The answer should consist of each line below that contains the word "Payment".
+++ Working data
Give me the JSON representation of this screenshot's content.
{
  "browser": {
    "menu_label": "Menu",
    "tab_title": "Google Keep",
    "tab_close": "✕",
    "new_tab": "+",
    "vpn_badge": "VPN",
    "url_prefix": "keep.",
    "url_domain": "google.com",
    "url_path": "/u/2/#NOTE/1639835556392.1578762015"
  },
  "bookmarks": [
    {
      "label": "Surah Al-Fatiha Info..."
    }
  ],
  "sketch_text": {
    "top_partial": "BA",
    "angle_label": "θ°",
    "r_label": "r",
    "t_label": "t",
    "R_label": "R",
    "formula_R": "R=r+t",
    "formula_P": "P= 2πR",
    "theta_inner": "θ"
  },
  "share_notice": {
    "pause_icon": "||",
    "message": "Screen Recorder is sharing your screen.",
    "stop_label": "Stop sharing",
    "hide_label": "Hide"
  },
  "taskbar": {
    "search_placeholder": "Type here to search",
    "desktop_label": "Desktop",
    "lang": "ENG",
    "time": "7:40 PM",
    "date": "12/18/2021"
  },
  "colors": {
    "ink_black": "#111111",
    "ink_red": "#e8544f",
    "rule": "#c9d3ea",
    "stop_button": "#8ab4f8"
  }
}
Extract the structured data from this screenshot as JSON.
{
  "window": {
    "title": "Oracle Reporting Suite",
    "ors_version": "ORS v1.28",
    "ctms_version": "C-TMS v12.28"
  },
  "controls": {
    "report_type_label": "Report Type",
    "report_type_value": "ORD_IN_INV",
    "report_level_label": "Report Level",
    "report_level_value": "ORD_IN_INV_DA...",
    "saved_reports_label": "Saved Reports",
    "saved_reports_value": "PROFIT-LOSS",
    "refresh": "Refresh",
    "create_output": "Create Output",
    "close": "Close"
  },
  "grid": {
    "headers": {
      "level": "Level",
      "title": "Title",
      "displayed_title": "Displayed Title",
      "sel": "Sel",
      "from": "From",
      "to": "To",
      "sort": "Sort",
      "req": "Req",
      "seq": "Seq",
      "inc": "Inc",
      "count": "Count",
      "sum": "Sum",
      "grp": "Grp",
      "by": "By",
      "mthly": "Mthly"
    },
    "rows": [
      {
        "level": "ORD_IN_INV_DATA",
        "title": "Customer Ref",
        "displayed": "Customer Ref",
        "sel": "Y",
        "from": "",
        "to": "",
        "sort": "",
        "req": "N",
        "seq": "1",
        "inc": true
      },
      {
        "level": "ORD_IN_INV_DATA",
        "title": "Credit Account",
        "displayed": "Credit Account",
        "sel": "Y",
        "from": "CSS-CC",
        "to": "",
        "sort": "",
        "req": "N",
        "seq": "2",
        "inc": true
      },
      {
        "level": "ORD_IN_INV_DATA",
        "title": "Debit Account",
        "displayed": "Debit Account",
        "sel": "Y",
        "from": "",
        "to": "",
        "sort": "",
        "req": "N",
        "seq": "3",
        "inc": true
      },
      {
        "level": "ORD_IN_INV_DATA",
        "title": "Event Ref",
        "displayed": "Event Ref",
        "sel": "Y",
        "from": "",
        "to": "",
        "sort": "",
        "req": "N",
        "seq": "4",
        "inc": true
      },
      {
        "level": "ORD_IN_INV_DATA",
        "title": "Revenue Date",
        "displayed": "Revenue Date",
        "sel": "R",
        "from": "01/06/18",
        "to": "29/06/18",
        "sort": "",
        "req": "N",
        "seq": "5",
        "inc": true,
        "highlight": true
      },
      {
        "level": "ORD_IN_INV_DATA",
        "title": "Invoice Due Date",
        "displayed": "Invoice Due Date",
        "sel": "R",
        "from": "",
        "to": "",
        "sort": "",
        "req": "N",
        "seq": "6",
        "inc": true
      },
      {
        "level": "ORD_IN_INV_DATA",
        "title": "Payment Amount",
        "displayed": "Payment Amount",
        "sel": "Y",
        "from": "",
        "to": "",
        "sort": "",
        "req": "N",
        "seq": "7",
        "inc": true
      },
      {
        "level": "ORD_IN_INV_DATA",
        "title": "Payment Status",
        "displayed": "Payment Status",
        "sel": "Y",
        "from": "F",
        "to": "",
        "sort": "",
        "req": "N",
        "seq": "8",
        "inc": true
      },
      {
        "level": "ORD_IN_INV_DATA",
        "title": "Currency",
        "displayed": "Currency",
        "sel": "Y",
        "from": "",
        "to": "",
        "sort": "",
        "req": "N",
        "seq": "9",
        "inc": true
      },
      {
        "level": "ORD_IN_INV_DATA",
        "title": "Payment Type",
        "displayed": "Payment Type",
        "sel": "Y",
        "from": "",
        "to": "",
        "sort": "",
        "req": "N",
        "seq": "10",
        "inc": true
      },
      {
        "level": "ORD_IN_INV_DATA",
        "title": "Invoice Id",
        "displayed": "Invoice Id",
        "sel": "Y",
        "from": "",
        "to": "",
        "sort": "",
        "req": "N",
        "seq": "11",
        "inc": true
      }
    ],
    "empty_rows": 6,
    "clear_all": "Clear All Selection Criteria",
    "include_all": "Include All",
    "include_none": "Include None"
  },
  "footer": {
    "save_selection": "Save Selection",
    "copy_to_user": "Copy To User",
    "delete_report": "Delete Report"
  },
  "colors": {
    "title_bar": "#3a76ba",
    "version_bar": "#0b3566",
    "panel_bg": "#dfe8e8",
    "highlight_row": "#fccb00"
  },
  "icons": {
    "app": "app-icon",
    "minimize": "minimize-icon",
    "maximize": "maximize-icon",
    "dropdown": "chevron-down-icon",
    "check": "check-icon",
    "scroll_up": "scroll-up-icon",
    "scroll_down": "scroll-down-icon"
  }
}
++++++
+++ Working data
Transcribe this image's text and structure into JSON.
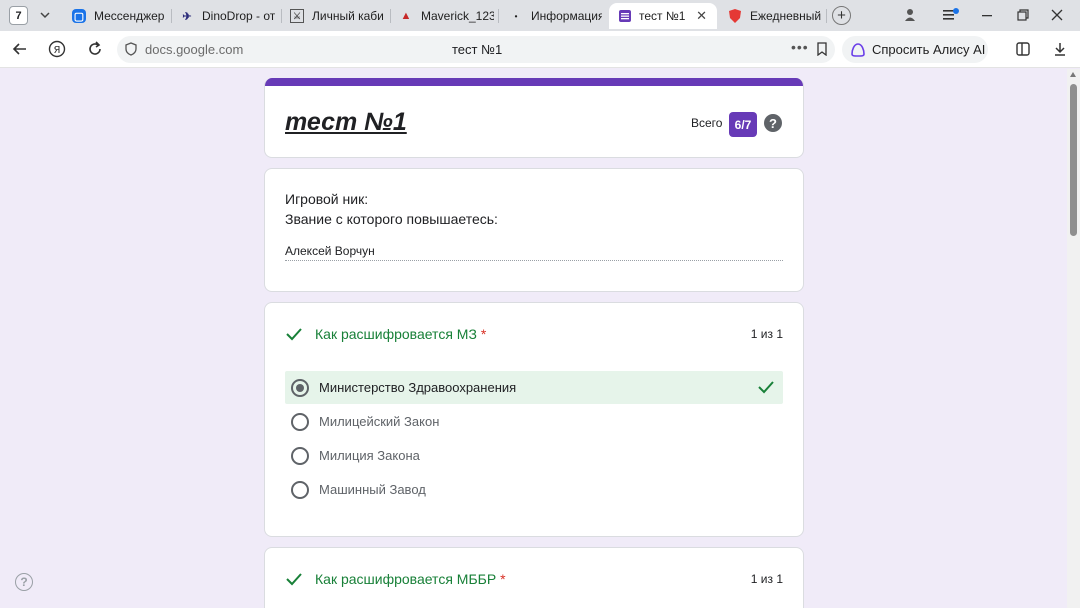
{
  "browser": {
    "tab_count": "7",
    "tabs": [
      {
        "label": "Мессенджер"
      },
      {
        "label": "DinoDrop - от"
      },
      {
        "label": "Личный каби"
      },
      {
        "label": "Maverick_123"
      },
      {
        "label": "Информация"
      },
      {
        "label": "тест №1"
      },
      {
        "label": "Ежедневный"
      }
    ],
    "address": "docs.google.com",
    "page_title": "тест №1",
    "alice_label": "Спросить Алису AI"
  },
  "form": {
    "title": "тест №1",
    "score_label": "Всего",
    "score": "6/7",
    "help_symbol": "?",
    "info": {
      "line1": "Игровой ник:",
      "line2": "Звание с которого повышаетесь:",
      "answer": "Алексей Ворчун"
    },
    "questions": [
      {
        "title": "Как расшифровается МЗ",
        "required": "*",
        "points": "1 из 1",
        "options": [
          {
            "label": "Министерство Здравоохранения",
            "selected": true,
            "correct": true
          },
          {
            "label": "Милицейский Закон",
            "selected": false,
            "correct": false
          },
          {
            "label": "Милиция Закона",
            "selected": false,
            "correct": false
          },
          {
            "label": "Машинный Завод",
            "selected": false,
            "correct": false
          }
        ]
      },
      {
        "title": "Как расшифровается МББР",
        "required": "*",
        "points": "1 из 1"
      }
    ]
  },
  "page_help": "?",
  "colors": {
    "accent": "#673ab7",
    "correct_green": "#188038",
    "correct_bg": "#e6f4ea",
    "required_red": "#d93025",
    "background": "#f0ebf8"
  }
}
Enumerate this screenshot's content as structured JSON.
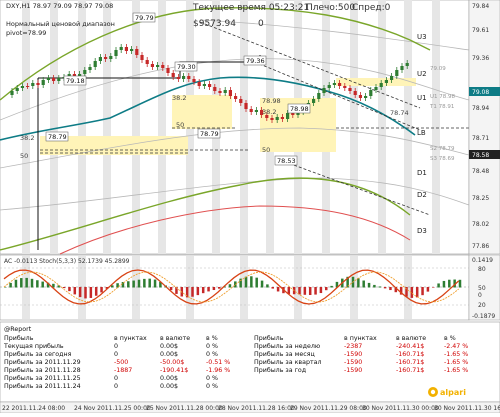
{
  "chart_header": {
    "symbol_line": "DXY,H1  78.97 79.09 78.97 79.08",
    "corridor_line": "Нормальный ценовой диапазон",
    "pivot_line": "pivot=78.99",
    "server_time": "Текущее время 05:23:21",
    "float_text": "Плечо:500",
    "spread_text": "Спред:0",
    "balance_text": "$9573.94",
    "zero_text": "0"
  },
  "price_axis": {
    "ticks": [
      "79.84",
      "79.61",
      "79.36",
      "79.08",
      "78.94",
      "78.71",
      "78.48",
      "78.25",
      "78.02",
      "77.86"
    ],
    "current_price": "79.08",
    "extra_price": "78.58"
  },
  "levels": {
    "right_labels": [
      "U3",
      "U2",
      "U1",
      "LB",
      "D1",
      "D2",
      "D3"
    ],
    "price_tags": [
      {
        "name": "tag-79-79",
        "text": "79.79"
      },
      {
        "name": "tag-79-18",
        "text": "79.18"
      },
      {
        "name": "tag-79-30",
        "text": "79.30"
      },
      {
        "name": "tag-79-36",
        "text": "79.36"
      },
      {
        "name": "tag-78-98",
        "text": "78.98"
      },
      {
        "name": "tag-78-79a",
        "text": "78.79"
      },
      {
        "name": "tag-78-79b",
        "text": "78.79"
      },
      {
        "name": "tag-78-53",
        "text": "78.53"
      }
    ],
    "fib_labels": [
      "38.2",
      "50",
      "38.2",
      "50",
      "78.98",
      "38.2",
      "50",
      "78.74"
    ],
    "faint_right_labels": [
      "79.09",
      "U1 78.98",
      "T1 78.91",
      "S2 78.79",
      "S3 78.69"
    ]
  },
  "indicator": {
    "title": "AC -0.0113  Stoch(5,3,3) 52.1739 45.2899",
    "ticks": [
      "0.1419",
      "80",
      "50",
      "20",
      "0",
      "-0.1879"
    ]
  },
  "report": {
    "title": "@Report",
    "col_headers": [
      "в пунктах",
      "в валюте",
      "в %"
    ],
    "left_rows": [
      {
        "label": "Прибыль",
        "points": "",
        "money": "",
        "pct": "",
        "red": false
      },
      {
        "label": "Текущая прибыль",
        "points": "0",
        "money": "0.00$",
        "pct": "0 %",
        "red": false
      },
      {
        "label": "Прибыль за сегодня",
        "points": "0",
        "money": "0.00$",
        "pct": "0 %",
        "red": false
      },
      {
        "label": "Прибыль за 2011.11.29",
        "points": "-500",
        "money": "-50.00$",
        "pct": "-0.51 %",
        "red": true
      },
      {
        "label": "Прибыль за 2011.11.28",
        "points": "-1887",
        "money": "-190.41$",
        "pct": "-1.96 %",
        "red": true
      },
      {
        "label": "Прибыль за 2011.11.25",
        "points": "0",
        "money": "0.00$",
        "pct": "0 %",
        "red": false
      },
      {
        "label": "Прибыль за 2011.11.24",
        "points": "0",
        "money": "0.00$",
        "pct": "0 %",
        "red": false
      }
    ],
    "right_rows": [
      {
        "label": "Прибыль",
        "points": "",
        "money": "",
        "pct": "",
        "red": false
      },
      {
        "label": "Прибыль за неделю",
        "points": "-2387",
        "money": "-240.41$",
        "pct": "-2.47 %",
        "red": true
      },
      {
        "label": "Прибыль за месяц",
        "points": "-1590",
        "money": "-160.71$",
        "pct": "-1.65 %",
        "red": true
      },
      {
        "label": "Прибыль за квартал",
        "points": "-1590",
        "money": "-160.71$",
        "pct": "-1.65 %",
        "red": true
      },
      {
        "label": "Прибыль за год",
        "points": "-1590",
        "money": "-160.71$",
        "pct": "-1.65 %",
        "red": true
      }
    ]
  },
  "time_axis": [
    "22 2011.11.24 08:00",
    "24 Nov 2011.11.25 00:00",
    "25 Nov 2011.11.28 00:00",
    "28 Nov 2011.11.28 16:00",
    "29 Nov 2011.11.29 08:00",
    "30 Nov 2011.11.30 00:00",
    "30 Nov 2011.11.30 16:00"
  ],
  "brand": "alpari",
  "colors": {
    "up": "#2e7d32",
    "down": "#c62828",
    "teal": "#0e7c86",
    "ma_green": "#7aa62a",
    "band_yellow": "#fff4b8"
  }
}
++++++
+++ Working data
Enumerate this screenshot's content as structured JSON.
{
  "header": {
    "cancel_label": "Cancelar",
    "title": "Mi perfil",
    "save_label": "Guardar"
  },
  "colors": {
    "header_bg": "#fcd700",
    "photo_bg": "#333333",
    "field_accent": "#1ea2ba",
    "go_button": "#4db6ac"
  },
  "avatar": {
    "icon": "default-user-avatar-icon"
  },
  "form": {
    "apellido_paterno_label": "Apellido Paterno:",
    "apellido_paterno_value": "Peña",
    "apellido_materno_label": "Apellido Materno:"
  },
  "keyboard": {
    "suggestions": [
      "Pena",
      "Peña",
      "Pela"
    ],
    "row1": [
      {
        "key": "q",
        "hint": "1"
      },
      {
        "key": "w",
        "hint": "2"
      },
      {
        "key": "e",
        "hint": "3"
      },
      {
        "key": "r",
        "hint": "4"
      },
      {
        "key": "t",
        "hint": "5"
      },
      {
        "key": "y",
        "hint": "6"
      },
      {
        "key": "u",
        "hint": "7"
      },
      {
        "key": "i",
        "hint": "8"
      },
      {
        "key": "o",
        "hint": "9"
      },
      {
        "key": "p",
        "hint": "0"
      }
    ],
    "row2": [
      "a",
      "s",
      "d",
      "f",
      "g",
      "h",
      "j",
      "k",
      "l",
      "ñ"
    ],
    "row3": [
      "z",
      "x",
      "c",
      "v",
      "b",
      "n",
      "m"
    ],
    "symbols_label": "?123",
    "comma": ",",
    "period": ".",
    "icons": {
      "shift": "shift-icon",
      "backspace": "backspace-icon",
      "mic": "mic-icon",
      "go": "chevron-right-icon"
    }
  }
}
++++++
- **Solution below**:
        "title": "Payment Amount",
        "displayed": "Payment Amount",
        "title": "Payment Status",
        "displayed": "Payment Status",
        "title": "Payment Type",
        "displayed": "Payment Type",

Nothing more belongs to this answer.